|BACKGROUND: Polyphenol-enriched fractions, which are extracted from unripe apples (Rosaceae, Malus spp.), consisting of procyanidins (polymers of catechins) are known to have an anti-allergenic effect on patients with various allergic diseases. Although it has been reported that apple extracts inhibit histamine release from mast cells, the molecular mechanisms for this anti-allergenic effect are not well understood. To elucidate the molecular mechanisms by which apple extracts induce their anti-allergenic effects, the effects of purified apple extract components on high-affinity receptors for IgE (Fc epsilon RI)-mediated mast cell activation were investigated. METHODS: The anti-allergic effect of oral administration of apple procyanidin extracts on passive cutaneous anaphylactic responses of BALB/c mice was assessed. We evaluated the effects of Procyanidin C1 (PC1) [epicatechin-(4beta-->8)-epicatechin-(4beta-->8)-epicatechin], a component of the procyanidin fraction, on mouse bone-marrow-derived mast cell degranulation, cytokine production, protein tyrosine phosphorylation and on the generation of intracellular reactive oxygen species (ROS) of cells stimulated by Fc epsilon RI cross-linking in vitro. RESULTS: In an in vivo study, oral administration of the procyanidin fraction suppressed the mast-cell-dependent allergic reaction. In in vitro studies, Procyanidin C1 dose-dependently decreased Fc epsilon RI-mediated degranulation and cytokine production of mast cells. Furthermore, Procyanidin C1 inhibited tyrosine phosphorylation of Syk and linker for activation of T cells, and the ROS generation in stimulated mast cells. CONCLUSIONS: Procyanidin C1 suppresses Fc epsilon RI-mediated mast cell activation by inhibiting intracellular signaling pathways. These observations provide evidence for the anti-allergenic effects of the procyanidin-enriched apple extract.|

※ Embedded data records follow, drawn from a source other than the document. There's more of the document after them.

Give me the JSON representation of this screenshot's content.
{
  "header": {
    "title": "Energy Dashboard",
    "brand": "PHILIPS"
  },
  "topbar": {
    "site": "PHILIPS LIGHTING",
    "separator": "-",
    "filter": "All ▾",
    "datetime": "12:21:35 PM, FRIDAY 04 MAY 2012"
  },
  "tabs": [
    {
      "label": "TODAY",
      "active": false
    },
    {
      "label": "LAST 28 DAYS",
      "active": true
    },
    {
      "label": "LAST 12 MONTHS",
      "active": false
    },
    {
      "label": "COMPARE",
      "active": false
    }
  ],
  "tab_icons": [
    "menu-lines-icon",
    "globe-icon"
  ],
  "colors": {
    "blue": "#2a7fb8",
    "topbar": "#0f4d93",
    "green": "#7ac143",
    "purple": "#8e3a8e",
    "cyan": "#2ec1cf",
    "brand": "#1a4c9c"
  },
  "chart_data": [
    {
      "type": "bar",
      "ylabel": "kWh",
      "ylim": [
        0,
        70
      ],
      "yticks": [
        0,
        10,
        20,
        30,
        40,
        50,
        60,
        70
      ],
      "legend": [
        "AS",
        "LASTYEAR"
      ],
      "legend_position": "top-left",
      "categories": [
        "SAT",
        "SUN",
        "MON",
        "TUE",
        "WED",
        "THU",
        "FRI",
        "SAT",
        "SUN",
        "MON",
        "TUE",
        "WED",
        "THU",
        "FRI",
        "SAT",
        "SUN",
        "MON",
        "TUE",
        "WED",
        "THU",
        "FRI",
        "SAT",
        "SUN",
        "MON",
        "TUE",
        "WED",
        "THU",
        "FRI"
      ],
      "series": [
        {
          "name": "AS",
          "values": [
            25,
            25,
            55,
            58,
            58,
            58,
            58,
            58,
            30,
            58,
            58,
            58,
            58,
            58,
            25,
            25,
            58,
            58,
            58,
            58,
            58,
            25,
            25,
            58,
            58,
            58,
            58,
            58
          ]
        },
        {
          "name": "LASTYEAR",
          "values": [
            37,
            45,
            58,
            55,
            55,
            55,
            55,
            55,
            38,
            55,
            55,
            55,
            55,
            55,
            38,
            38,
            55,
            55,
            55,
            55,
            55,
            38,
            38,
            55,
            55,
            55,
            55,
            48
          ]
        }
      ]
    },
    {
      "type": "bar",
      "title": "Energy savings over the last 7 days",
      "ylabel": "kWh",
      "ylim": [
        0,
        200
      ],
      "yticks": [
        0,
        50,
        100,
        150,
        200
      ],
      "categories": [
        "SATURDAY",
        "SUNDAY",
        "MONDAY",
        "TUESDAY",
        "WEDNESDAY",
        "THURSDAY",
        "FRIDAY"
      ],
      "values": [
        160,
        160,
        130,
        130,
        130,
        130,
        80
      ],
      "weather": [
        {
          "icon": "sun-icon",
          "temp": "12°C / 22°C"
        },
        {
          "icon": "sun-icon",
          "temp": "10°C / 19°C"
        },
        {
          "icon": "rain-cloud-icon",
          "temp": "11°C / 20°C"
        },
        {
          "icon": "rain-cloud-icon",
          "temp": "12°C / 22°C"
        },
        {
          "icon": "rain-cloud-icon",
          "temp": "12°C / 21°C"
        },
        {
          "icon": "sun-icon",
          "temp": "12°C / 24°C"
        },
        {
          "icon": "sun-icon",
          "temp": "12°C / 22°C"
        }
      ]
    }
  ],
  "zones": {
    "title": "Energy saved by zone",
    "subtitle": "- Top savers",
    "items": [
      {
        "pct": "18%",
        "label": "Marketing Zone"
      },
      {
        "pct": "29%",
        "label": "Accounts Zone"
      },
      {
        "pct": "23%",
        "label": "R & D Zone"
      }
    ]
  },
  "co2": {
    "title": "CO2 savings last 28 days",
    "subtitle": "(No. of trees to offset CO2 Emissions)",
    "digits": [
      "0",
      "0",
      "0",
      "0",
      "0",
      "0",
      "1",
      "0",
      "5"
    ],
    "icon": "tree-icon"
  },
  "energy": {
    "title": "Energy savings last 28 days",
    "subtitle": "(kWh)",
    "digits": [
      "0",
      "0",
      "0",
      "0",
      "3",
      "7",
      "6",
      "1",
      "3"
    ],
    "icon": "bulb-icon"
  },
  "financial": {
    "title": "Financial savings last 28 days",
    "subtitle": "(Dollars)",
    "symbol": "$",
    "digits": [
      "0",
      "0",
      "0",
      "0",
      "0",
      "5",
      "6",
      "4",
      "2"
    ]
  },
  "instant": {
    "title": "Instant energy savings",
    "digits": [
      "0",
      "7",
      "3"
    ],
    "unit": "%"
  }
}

Evid Based Complement Alternat Med. 2014;2014:365258.
|Immunosuppressive Effects of A-Type Procyanidin Oligomers from Cinnamomum tamala.[Pubmed: 25530780]|
|Cinnamon barks extracts have been reported to regulate immune function; however, the component(s) in cinnamon barks responsible for this effect is/are not yet clear. The aim of this study is to find out the possible component(s) that can be used as therapeutic agents for immune-related diseases from cinnamon bark. In this study, the immunosuppressive effects of fraction (named CT-F) and five procyanidin oligomers compounds, cinnamtannin B1, cinnamtannin D1 (CTD-1), parameritannin A1, procyanidin B2, and Procyanidin C1, from Cinnamomum tamala or Cinnamomum cassia bark were examined on splenocytes proliferation model induced by ConA or LPS. Then, the effects of activated compound CTD-1 on cytokine production and 2,4-dinitrofluorobenzene (DNFB) induced delayed-type hypersensitivity (DTH) response were detected to evaluate the immunosuppressive activity of CTD-1. It was found that CT-F and CTD-1 significantly inhibited the splenocyte proliferation induced by ConA or LPS. CTD-1 dose-dependently reduced the level of IFN-γ and IL-2 and intensively suppressed DNFB-induced DTH responses. These findings suggest that the immunosuppressive activities of cinnamon bark are in part due to procyanidin oligomers. CTD-1 may be a potential therapeutic agent for immune-related diseases.|